Concerns surrounding Chandra’s work first arose in 2000 when he submitted a paper to the BMJ on a vitamin supplement he had patented. Chandra claimed to have found evidence that the supplement improved memory in elderly individuals, but BMJ editors questioned a single author’s ability to perform the extensive psychometric tests described in the manuscript, and statistical reviewers flagged hallmarks of data fabrication in the results. The BMJ rejected the paper; it was published the following year in Nutrition. In 2005, Nutrition retracted the study—after it had accrued more than 80 citations and news coverage in The New York Times. Moreover, while researchers raised concerns about other work by Chandra, none of his other papers were pulled from the literature.
“It’s ridiculous,” University of Pennsylvania psychologist Saul Sternberg told The Scientist at the time. The papers are a “permanent piece of the scientific establishment. It’s irresponsible on the part of the journal editors” to let those studies stand, he added.
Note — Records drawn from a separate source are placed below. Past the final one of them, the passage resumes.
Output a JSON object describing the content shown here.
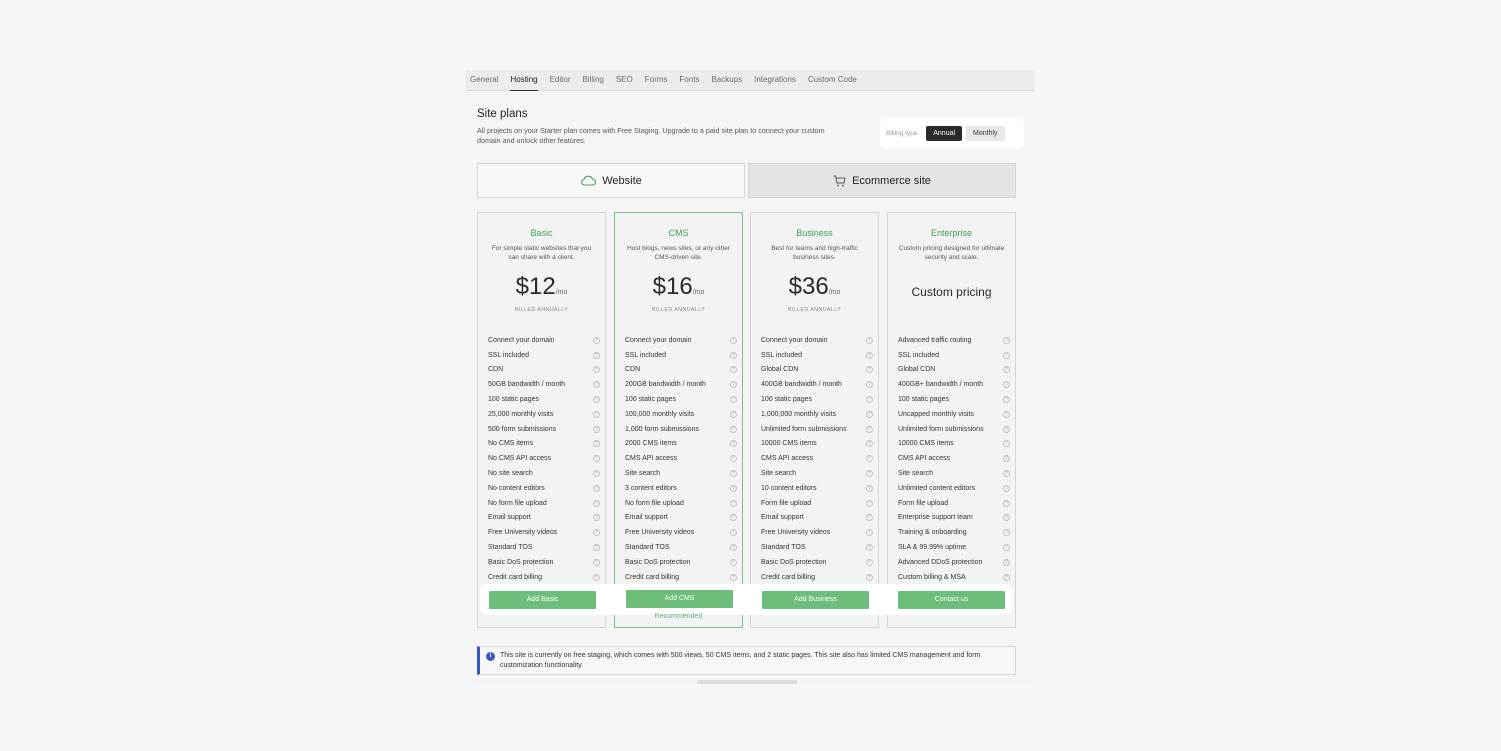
{
  "tabs": [
    "General",
    "Hosting",
    "Editor",
    "Billing",
    "SEO",
    "Forms",
    "Fonts",
    "Backups",
    "Integrations",
    "Custom Code"
  ],
  "active_tab": "Hosting",
  "page": {
    "title": "Site plans",
    "description": "All projects on your Starter plan comes with Free Staging. Upgrade to a paid site plan to connect your custom domain and unlock other features."
  },
  "billing": {
    "label": "Billing type:",
    "options": [
      "Annual",
      "Monthly"
    ],
    "selected": "Annual"
  },
  "plan_types": {
    "website": "Website",
    "ecommerce": "Ecommerce site",
    "selected": "Website"
  },
  "plans": [
    {
      "name": "Basic",
      "description": "For simple static websites that you can share with a client.",
      "price": "$12",
      "period": "/mo",
      "billed": "BILLED ANNUALLY",
      "features": [
        "Connect your domain",
        "SSL included",
        "CDN",
        "50GB bandwidth / month",
        "100 static pages",
        "25,000 monthly visits",
        "500 form submissions",
        "No CMS items",
        "No CMS API access",
        "No site search",
        "No content editors",
        "No form file upload",
        "Email support",
        "Free University videos",
        "Standard TOS",
        "Basic DoS protection",
        "Credit card billing"
      ],
      "cta": "Add Basic"
    },
    {
      "name": "CMS",
      "description": "Host blogs, news sites, or any other CMS-driven site.",
      "price": "$16",
      "period": "/mo",
      "billed": "BILLED ANNUALLY",
      "features": [
        "Connect your domain",
        "SSL included",
        "CDN",
        "200GB bandwidth / month",
        "100 static pages",
        "100,000 monthly visits",
        "1,000 form submissions",
        "2000 CMS items",
        "CMS API access",
        "Site search",
        "3 content editors",
        "No form file upload",
        "Email support",
        "Free University videos",
        "Standard TOS",
        "Basic DoS protection",
        "Credit card billing"
      ],
      "cta": "Add CMS",
      "badge": "Recommended"
    },
    {
      "name": "Business",
      "description": "Best for teams and high-traffic business sites.",
      "price": "$36",
      "period": "/mo",
      "billed": "BILLED ANNUALLY",
      "features": [
        "Connect your domain",
        "SSL included",
        "Global CDN",
        "400GB bandwidth / month",
        "100 static pages",
        "1,000,000 monthly visits",
        "Unlimited form submissions",
        "10000 CMS items",
        "CMS API access",
        "Site search",
        "10 content editors",
        "Form file upload",
        "Email support",
        "Free University videos",
        "Standard TOS",
        "Basic DoS protection",
        "Credit card billing"
      ],
      "cta": "Add Business"
    },
    {
      "name": "Enterprise",
      "description": "Custom pricing designed for ultimate security and scale.",
      "price": "Custom pricing",
      "period": "",
      "billed": "",
      "features": [
        "Advanced traffic routing",
        "SSL included",
        "Global CDN",
        "400GB+ bandwidth / month",
        "100 static pages",
        "Uncapped monthly visits",
        "Unlimited form submissions",
        "10000 CMS items",
        "CMS API access",
        "Site search",
        "Unlimited content editors",
        "Form file upload",
        "Enterprise support team",
        "Training & onboarding",
        "SLA & 99.99% uptime",
        "Advanced DDoS protection",
        "Custom billing & MSA"
      ],
      "cta": "Contact us"
    }
  ],
  "notice": {
    "text": "This site is currently on free staging, which comes with 500 views, 50 CMS items, and 2 static pages. This site also has limited CMS management and form customization functionality."
  },
  "colors": {
    "accent_green": "#6dbe7a",
    "plan_name_green": "#3e9c55",
    "notice_blue": "#3b57c4",
    "overlay": "rgba(0,0,0,0.06)"
  }
}
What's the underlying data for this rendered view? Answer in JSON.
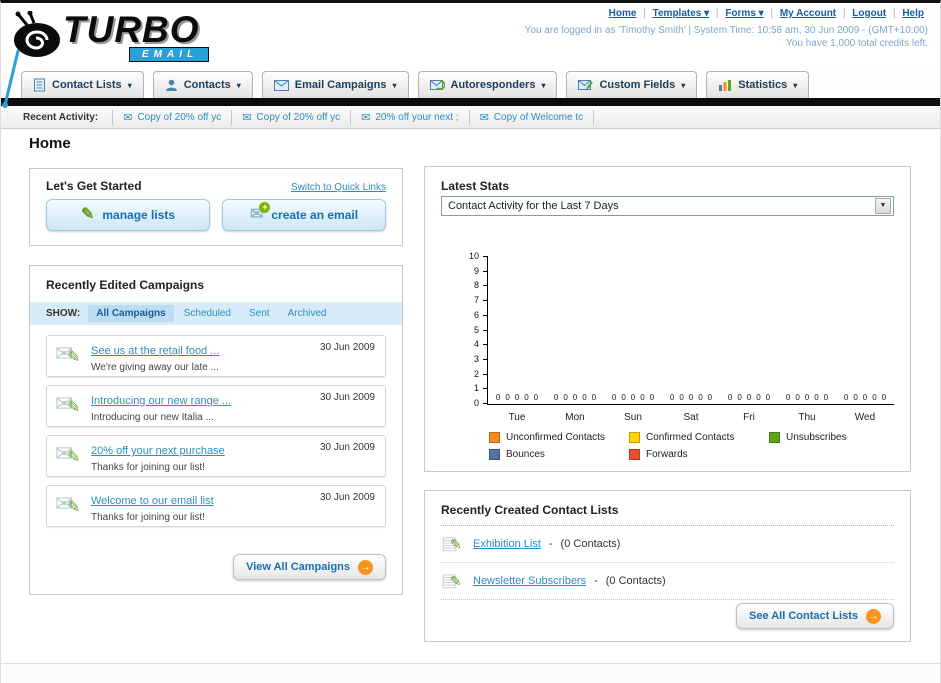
{
  "header": {
    "logo_title": "TURBO",
    "logo_subtitle": "EMAIL",
    "link_separator": "|",
    "nav_links": [
      {
        "label": "Home",
        "dropdown": false
      },
      {
        "label": "Templates",
        "dropdown": true
      },
      {
        "label": "Forms",
        "dropdown": true
      },
      {
        "label": "My Account",
        "dropdown": false
      },
      {
        "label": "Logout",
        "dropdown": false
      },
      {
        "label": "Help",
        "dropdown": false
      }
    ],
    "login_info": "You are logged in as 'Timothy Smith' | System Time: 10:58 am, 30 Jun 2009 - (GMT+10:00)",
    "credits_info": "You have 1,000 total credits left."
  },
  "main_nav": {
    "tabs": [
      {
        "label": "Contact Lists",
        "icon": "contact-lists-icon"
      },
      {
        "label": "Contacts",
        "icon": "contacts-icon"
      },
      {
        "label": "Email Campaigns",
        "icon": "email-campaigns-icon"
      },
      {
        "label": "Autoresponders",
        "icon": "autoresponders-icon"
      },
      {
        "label": "Custom Fields",
        "icon": "custom-fields-icon"
      },
      {
        "label": "Statistics",
        "icon": "statistics-icon"
      }
    ]
  },
  "recent_activity": {
    "label": "Recent Activity:",
    "items": [
      "Copy of 20% off yc",
      "Copy of 20% off yc",
      "20% off your next ;",
      "Copy of Welcome tc"
    ]
  },
  "page_title": "Home",
  "get_started": {
    "title": "Let's Get Started",
    "switch_link": "Switch to Quick Links",
    "manage_lists_button": "manage lists",
    "create_email_button": "create an email"
  },
  "campaigns": {
    "title": "Recently Edited Campaigns",
    "show_label": "SHOW:",
    "filters": [
      "All Campaigns",
      "Scheduled",
      "Sent",
      "Archived"
    ],
    "active_filter": "All Campaigns",
    "items": [
      {
        "title": "See us at the retail food ...",
        "subtitle": "We're giving away our late ...",
        "date": "30 Jun 2009"
      },
      {
        "title": "Introducing our new range ...",
        "subtitle": "Introducing our new Italia ...",
        "date": "30 Jun 2009"
      },
      {
        "title": "20% off your next purchase",
        "subtitle": "Thanks for joining our list!",
        "date": "30 Jun 2009"
      },
      {
        "title": "Welcome to our email list",
        "subtitle": "Thanks for joining our list!",
        "date": "30 Jun 2009"
      }
    ],
    "view_all_button": "View All Campaigns"
  },
  "stats": {
    "title": "Latest Stats",
    "dropdown_value": "Contact Activity for the Last 7 Days",
    "chart_data": {
      "type": "bar",
      "title": "Contact Activity for the Last 7 Days",
      "categories": [
        "Tue",
        "Mon",
        "Sun",
        "Sat",
        "Fri",
        "Thu",
        "Wed"
      ],
      "series": [
        {
          "name": "Unconfirmed Contacts",
          "color": "#F68B1F",
          "values": [
            0,
            0,
            0,
            0,
            0,
            0,
            0
          ]
        },
        {
          "name": "Confirmed Contacts",
          "color": "#FFD400",
          "values": [
            0,
            0,
            0,
            0,
            0,
            0,
            0
          ]
        },
        {
          "name": "Unsubscribes",
          "color": "#61A521",
          "values": [
            0,
            0,
            0,
            0,
            0,
            0,
            0
          ]
        },
        {
          "name": "Bounces",
          "color": "#5572A7",
          "values": [
            0,
            0,
            0,
            0,
            0,
            0,
            0
          ]
        },
        {
          "name": "Forwards",
          "color": "#E8502D",
          "values": [
            0,
            0,
            0,
            0,
            0,
            0,
            0
          ]
        }
      ],
      "ylim": [
        0,
        10
      ],
      "ytick_step": 1,
      "grid": false,
      "legend_position": "bottom",
      "xlabel": "",
      "ylabel": ""
    }
  },
  "contact_lists": {
    "title": "Recently Created Contact Lists",
    "separator": "-",
    "items": [
      {
        "name": "Exhibition List",
        "count": "(0 Contacts)"
      },
      {
        "name": "Newsletter Subscribers",
        "count": "(0 Contacts)"
      }
    ],
    "see_all_button": "See All Contact Lists"
  }
}
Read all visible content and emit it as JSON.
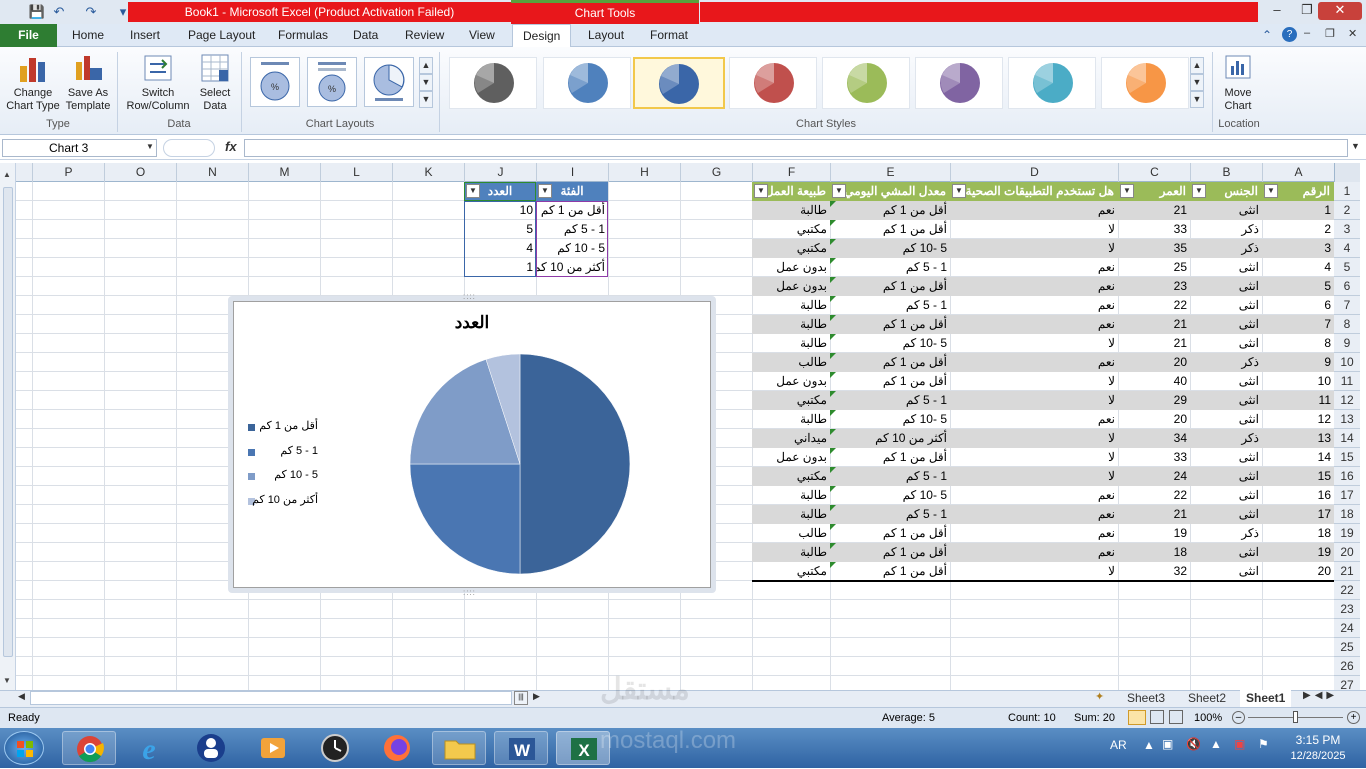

In November 2006, Sternberg published a paper in Nutrition Journal outlining his suspicions regarding Chandra’s data.
According to a news article published last week (July 30) in the BMJ, Chandra “sought to bolster his findings by publishing in Nutrition Research, a journal he founded and edited, a study that claimed similar effects to his own research article in Nutrition. The author of the study was named as Amrit Jain, but this author has never been traced beyond a rented mailbox in Canada.” These details apparently emerged as the CBC defended itself against the libel charges in court. “During my testimony I said that we thought Amrit Jain was actually Dr Chandra,” Burgess told Retraction Watch. “Our lawyers later showed the jury that Amrit Jain was an anagram for ‘I am Ranjit.’”
“Needless to say, we’re happy with the outcome,” Chuck Thompson, head of public affairs at the CBC, said in a statement provided to Retraction Watch. “We have always maintained that our journalism got the story right and the content was true. Clearly, the jury agreed with us.”